__Aim of the task__
Your answer must be the full listing, reproduced exactly, minus any pictures.
+++++
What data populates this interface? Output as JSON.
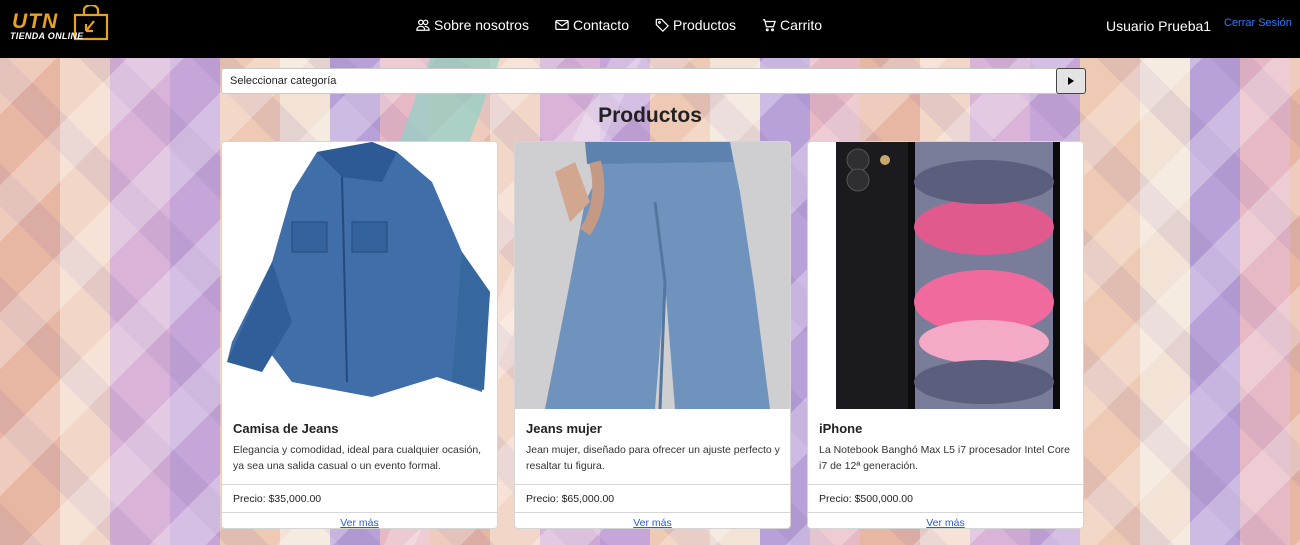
{
  "brand": {
    "logo_main": "UTN",
    "logo_sub": "TIENDA ONLINE",
    "accent": "#e8a21d"
  },
  "nav": {
    "items": [
      {
        "label": "Sobre nosotros",
        "icon": "users-icon"
      },
      {
        "label": "Contacto",
        "icon": "mail-icon"
      },
      {
        "label": "Productos",
        "icon": "tag-icon"
      },
      {
        "label": "Carrito",
        "icon": "cart-icon"
      }
    ],
    "user": "Usuario Prueba1",
    "logout": "Cerrar Sesión"
  },
  "filter": {
    "category_value": "Seleccionar categoría"
  },
  "page": {
    "title": "Productos"
  },
  "products": [
    {
      "name": "Camisa de Jeans",
      "description": "Elegancia y comodidad, ideal para cualquier ocasión, ya sea una salida casual o un evento formal.",
      "price": "Precio: $35,000.00",
      "more": "Ver más",
      "image": "denim-shirt-image"
    },
    {
      "name": "Jeans mujer",
      "description": "Jean mujer, diseñado para ofrecer un ajuste perfecto y resaltar tu figura.",
      "price": "Precio: $65,000.00",
      "more": "Ver más",
      "image": "jeans-image"
    },
    {
      "name": "iPhone",
      "description": "La Notebook Banghó Max L5 i7 procesador Intel Core i7 de 12ª generación.",
      "price": "Precio: $500,000.00",
      "more": "Ver más",
      "image": "iphone-image"
    }
  ]
}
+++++
__Response area__
What data populates this interface? Output as JSON.
{
  "brand": {
    "logo_main": "UTN",
    "logo_sub": "TIENDA ONLINE",
    "accent": "#e8a21d"
  },
  "nav": {
    "items": [
      {
        "label": "Sobre nosotros",
        "icon": "users-icon"
      },
      {
        "label": "Contacto",
        "icon": "mail-icon"
      },
      {
        "label": "Productos",
        "icon": "tag-icon"
      },
      {
        "label": "Carrito",
        "icon": "cart-icon"
      }
    ],
    "user": "Usuario Prueba1",
    "logout": "Cerrar Sesión"
  },
  "filter": {
    "category_value": "Seleccionar categoría"
  },
  "page": {
    "title": "Productos"
  },
  "products": [
    {
      "name": "Camisa de Jeans",
      "description": "Elegancia y comodidad, ideal para cualquier ocasión, ya sea una salida casual o un evento formal.",
      "price": "Precio: $35,000.00",
      "more": "Ver más",
      "image": "denim-shirt-image"
    },
    {
      "name": "Jeans mujer",
      "description": "Jean mujer, diseñado para ofrecer un ajuste perfecto y resaltar tu figura.",
      "price": "Precio: $65,000.00",
      "more": "Ver más",
      "image": "jeans-image"
    },
    {
      "name": "iPhone",
      "description": "La Notebook Banghó Max L5 i7 procesador Intel Core i7 de 12ª generación.",
      "price": "Precio: $500,000.00",
      "more": "Ver más",
      "image": "iphone-image"
    }
  ]
}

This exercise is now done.